◆ Task item
Isolate every line in the records below with "heading" in it.

◆ Given records
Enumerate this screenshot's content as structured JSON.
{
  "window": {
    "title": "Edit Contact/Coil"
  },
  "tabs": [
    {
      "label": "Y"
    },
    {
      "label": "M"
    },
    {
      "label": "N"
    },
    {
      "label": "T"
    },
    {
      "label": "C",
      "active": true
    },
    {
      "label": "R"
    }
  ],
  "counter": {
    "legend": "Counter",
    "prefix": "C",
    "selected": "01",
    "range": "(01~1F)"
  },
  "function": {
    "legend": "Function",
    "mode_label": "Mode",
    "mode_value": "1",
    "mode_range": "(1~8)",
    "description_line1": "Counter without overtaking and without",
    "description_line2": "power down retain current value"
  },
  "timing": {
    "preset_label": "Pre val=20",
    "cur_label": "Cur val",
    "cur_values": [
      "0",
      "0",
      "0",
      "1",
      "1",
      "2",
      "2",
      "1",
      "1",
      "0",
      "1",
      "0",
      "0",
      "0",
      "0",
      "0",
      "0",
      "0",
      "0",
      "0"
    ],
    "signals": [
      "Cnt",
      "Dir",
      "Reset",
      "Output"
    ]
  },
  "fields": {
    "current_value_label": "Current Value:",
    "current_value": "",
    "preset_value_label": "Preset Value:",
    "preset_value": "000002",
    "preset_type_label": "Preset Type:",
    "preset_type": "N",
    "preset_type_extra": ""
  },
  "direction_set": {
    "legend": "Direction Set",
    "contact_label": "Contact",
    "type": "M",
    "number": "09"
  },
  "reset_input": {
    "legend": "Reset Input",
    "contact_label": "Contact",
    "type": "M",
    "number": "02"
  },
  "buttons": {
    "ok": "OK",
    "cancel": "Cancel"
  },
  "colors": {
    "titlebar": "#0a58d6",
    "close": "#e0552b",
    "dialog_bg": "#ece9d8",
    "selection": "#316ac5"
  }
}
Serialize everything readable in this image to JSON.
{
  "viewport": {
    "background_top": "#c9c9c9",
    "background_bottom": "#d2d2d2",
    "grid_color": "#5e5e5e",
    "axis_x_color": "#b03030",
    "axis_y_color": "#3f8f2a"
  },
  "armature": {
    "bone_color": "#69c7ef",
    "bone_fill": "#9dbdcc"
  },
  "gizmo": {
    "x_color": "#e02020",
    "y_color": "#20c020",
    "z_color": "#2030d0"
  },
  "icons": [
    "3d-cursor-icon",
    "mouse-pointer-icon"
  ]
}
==
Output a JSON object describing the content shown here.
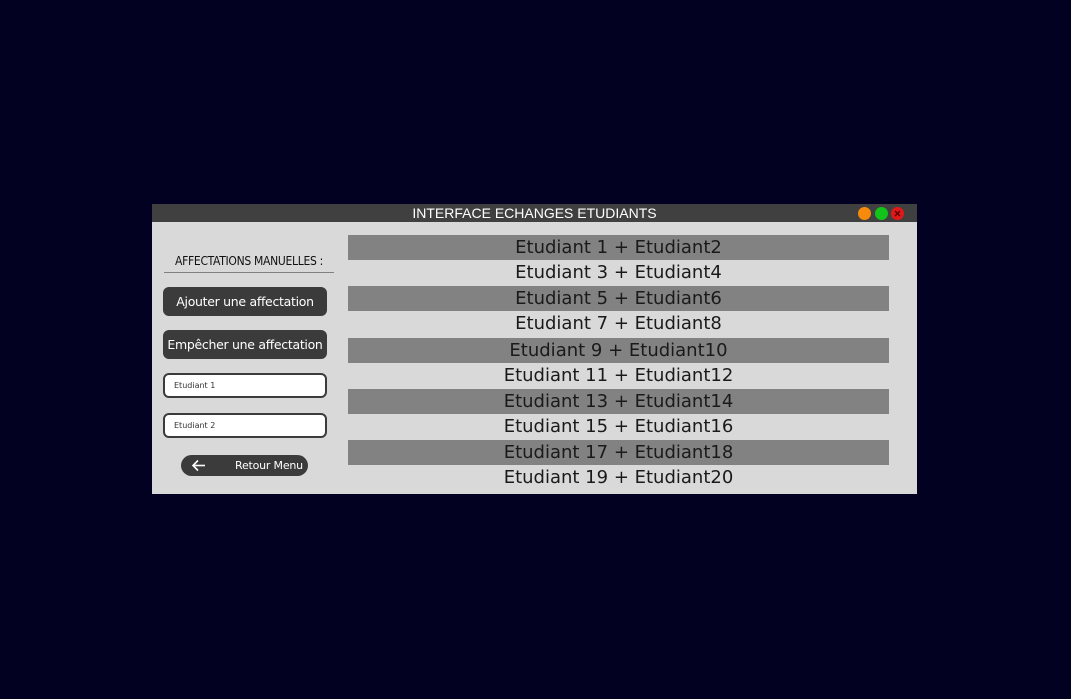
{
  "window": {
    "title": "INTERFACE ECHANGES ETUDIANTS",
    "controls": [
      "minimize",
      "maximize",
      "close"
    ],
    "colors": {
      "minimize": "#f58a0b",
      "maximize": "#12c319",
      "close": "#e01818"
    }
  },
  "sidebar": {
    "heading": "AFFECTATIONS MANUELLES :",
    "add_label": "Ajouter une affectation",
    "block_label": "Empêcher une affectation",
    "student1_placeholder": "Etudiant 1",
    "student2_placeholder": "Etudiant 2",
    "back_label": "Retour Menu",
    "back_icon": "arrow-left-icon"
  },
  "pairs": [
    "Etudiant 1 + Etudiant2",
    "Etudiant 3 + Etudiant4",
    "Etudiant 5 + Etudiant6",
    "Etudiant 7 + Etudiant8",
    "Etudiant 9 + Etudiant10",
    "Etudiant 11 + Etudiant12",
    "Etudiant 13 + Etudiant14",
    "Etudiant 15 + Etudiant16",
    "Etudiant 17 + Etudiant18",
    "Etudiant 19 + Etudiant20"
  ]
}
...
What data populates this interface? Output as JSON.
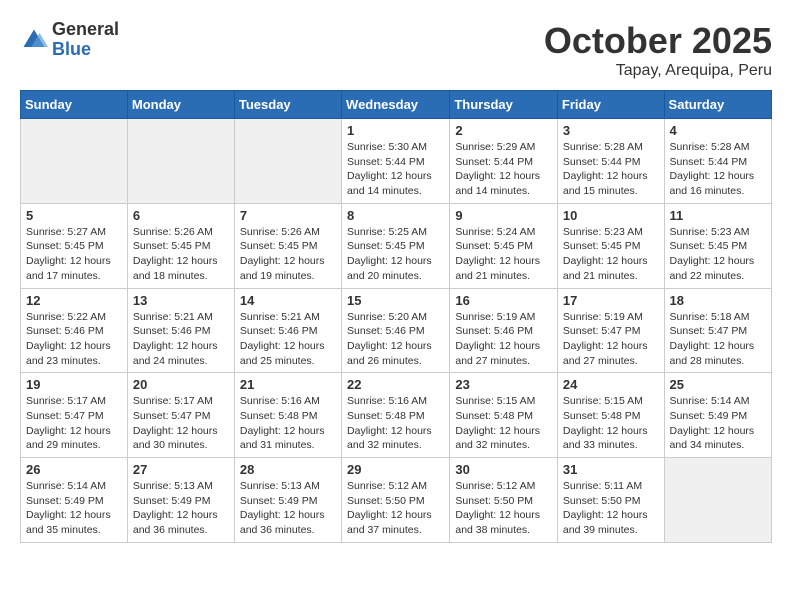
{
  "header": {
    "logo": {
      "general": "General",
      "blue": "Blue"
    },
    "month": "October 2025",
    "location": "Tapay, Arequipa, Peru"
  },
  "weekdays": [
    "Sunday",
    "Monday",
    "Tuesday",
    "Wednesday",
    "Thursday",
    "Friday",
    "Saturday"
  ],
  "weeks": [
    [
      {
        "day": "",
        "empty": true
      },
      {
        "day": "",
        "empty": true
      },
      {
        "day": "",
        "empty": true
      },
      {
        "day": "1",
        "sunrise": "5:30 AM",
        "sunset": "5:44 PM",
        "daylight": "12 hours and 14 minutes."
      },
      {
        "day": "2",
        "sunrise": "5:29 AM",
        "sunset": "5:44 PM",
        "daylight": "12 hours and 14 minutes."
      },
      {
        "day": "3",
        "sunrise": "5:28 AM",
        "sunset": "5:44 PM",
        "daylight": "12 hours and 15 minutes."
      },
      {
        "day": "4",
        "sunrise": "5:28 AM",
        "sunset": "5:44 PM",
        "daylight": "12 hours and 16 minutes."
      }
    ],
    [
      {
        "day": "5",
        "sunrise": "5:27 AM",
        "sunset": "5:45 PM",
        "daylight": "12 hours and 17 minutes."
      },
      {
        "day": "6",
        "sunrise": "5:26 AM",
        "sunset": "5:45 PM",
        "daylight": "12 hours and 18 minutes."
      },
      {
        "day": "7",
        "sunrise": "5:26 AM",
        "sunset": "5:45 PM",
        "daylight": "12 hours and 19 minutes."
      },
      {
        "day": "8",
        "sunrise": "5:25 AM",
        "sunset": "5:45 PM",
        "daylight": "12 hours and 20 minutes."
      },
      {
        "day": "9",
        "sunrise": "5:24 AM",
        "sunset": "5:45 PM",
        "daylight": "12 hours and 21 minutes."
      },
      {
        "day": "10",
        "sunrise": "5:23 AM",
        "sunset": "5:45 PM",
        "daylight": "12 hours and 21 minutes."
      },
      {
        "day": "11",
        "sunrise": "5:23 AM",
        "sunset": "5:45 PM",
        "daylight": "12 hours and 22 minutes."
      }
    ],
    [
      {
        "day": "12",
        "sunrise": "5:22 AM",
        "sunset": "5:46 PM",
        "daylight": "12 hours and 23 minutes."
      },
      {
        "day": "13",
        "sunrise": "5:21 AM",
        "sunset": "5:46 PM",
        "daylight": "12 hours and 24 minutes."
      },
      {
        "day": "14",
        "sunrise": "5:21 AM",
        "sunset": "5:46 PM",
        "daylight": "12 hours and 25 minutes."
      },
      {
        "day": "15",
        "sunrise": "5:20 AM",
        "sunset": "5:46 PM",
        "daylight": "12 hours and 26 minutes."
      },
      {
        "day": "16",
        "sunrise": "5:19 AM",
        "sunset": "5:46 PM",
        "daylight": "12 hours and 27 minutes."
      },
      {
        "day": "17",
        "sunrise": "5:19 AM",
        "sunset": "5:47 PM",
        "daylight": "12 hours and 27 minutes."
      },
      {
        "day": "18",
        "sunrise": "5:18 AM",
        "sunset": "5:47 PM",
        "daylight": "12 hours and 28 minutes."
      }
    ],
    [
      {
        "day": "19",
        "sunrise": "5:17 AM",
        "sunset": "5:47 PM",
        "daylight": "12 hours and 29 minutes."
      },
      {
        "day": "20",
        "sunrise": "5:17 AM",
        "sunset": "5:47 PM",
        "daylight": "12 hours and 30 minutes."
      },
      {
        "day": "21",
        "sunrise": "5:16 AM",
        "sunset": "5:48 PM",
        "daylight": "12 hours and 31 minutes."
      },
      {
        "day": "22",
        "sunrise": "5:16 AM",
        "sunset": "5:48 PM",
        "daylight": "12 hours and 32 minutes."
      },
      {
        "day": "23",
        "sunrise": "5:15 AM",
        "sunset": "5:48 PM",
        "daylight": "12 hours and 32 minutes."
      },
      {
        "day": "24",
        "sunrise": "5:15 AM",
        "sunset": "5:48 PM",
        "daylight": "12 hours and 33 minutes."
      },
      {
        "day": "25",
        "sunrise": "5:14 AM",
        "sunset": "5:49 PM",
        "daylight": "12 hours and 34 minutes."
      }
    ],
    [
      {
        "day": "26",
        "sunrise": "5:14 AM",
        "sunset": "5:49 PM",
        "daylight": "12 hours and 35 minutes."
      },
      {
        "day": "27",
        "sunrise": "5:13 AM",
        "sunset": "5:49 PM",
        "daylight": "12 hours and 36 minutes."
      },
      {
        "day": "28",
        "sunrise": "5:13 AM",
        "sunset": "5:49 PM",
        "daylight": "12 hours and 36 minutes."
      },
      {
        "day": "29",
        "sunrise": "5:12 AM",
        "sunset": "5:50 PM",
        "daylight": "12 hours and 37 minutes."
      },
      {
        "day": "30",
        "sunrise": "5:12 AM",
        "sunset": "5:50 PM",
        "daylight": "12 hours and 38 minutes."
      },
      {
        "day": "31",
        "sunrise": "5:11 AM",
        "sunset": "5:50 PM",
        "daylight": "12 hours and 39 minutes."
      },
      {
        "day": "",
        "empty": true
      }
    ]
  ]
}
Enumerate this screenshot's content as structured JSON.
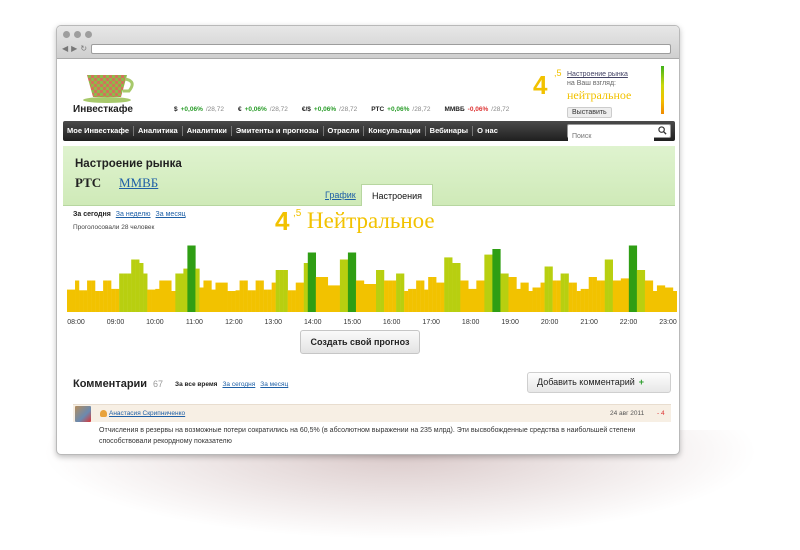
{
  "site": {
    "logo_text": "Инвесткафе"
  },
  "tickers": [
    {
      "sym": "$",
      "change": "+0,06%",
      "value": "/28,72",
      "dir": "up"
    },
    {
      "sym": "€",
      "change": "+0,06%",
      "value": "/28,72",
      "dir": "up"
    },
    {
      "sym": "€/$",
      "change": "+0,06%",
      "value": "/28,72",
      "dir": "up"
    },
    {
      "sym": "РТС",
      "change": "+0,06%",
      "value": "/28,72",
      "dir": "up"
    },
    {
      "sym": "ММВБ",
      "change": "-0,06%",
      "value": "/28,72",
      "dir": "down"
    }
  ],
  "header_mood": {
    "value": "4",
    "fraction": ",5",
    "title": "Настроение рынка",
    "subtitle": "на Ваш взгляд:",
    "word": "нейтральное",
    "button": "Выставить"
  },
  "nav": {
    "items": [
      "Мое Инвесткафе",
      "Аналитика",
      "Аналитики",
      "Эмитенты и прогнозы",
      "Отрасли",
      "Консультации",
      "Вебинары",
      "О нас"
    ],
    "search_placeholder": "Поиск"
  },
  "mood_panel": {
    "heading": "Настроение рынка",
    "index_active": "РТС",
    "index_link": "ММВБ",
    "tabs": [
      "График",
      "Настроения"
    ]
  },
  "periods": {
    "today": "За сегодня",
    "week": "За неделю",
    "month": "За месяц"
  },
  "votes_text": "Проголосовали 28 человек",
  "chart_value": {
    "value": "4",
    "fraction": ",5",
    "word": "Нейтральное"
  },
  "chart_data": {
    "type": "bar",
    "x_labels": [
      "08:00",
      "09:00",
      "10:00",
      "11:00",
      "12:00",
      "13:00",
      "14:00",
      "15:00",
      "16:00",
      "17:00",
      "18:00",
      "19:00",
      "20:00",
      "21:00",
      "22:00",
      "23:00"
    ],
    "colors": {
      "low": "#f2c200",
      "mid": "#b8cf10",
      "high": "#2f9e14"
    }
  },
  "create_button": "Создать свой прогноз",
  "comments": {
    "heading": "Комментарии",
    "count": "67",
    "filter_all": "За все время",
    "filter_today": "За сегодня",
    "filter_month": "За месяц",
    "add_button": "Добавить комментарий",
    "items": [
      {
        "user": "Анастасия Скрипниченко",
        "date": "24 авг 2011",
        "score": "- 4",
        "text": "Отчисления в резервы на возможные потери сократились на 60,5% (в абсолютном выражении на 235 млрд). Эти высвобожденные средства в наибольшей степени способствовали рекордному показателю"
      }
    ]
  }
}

◆ Exercise solution
    "heading": "AFFECTATIONS MANUELLES :",
    "heading": "Настроение рынка",
    "heading": "Комментарии",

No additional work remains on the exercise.